# [DATA SHOWN]
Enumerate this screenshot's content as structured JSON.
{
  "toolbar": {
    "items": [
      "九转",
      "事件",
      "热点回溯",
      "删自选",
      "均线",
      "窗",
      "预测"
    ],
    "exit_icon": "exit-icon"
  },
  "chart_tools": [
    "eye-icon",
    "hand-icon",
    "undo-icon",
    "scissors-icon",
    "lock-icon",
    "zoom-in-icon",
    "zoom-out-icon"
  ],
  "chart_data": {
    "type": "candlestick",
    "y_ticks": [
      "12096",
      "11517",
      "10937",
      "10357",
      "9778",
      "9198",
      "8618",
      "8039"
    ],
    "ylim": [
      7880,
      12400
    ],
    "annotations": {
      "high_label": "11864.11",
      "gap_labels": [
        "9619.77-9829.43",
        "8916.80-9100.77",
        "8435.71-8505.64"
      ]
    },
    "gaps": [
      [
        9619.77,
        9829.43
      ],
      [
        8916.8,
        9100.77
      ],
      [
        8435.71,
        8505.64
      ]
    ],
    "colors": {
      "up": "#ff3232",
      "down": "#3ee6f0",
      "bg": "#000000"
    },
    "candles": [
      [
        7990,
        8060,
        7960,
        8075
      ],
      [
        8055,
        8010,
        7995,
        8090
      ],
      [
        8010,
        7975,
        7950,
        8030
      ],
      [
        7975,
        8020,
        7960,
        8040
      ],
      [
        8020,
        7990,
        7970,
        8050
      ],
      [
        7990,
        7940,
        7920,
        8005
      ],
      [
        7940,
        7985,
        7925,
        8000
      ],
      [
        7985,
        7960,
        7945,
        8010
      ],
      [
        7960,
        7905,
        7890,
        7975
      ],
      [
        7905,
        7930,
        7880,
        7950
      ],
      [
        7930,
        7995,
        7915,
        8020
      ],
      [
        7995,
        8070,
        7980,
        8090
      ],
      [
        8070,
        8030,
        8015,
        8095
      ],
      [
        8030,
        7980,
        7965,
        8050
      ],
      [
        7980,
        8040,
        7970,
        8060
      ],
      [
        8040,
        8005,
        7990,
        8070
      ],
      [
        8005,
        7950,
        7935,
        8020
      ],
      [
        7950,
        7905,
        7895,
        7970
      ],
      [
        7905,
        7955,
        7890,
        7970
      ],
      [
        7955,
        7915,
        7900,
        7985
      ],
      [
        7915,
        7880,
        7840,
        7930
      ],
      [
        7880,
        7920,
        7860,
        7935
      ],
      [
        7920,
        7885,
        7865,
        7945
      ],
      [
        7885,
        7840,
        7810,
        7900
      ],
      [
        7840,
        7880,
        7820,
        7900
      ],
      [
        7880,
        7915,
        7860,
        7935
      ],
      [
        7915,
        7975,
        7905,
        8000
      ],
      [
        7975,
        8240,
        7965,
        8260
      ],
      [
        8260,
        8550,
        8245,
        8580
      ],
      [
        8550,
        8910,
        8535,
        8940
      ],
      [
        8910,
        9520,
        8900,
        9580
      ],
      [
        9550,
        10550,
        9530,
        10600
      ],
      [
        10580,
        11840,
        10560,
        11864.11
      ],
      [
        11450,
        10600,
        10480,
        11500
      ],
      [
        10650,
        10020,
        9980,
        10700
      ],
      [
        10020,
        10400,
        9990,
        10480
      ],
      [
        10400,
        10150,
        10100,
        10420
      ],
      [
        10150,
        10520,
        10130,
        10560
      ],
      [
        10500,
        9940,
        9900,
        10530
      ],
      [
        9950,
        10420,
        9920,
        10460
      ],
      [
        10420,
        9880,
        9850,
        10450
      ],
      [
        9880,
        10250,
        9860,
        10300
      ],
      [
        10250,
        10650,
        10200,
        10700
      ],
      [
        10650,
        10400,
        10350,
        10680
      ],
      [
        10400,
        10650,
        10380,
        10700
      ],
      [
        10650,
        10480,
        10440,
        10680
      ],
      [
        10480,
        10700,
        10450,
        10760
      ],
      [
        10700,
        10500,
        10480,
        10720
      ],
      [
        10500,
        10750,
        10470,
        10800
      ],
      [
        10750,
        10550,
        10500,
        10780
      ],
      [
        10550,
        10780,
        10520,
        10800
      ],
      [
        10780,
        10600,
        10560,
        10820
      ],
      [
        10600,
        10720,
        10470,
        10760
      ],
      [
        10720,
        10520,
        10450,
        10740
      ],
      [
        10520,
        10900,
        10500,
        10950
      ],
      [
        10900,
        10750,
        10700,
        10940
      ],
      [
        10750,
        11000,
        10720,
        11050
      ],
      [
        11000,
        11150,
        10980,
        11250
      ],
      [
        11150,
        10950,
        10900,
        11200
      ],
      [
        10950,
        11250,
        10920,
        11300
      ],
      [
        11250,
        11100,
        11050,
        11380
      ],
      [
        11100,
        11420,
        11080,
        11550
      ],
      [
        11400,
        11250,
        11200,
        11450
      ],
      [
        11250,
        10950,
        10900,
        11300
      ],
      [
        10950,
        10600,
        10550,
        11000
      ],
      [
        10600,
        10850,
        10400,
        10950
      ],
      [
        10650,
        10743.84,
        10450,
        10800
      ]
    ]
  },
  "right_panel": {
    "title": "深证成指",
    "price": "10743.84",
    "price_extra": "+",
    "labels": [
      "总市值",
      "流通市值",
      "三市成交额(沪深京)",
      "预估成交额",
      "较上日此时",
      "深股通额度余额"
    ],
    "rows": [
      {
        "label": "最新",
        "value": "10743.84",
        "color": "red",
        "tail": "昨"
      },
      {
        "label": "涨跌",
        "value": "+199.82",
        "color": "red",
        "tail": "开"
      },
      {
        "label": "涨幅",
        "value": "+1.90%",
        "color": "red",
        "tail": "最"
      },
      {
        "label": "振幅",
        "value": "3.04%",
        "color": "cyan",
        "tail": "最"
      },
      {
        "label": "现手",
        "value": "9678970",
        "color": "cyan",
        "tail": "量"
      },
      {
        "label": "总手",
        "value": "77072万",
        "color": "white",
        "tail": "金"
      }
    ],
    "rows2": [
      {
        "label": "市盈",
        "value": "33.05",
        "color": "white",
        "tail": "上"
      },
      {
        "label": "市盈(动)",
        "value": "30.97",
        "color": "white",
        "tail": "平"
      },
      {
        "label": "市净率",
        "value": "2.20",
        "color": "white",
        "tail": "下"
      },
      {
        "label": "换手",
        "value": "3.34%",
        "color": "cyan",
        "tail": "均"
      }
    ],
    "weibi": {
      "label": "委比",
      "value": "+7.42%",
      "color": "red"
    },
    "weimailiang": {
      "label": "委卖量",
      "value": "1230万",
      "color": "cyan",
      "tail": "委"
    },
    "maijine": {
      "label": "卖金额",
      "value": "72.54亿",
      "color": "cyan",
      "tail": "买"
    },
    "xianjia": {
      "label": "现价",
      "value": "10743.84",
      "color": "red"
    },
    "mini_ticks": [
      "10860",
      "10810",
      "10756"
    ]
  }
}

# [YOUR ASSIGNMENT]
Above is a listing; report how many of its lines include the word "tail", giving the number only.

# [SOLUTION TO THE PROBLEM]
12